◆ Stored data entries
[Start of section]
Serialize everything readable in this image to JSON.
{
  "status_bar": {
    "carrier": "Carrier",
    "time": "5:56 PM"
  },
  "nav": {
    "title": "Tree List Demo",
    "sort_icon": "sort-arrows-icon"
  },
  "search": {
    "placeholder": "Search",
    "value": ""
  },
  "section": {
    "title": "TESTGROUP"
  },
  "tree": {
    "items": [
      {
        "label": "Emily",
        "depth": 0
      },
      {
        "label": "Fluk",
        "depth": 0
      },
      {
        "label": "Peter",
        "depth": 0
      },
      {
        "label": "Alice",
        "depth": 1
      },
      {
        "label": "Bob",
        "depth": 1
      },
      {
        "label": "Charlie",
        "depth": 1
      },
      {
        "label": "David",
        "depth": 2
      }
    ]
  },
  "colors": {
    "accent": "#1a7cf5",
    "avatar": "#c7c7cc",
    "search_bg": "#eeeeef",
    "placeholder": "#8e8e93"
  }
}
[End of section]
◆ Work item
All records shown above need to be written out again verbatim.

◆ Exercise response
Serialize everything readable in this image to JSON.
{
  "status_bar": {
    "carrier": "Carrier",
    "time": "5:56 PM"
  },
  "nav": {
    "title": "Tree List Demo",
    "sort_icon": "sort-arrows-icon"
  },
  "search": {
    "placeholder": "Search",
    "value": ""
  },
  "section": {
    "title": "TESTGROUP"
  },
  "tree": {
    "items": [
      {
        "label": "Emily",
        "depth": 0
      },
      {
        "label": "Fluk",
        "depth": 0
      },
      {
        "label": "Peter",
        "depth": 0
      },
      {
        "label": "Alice",
        "depth": 1
      },
      {
        "label": "Bob",
        "depth": 1
      },
      {
        "label": "Charlie",
        "depth": 1
      },
      {
        "label": "David",
        "depth": 2
      }
    ]
  },
  "colors": {
    "accent": "#1a7cf5",
    "avatar": "#c7c7cc",
    "search_bg": "#eeeeef",
    "placeholder": "#8e8e93"
  }
}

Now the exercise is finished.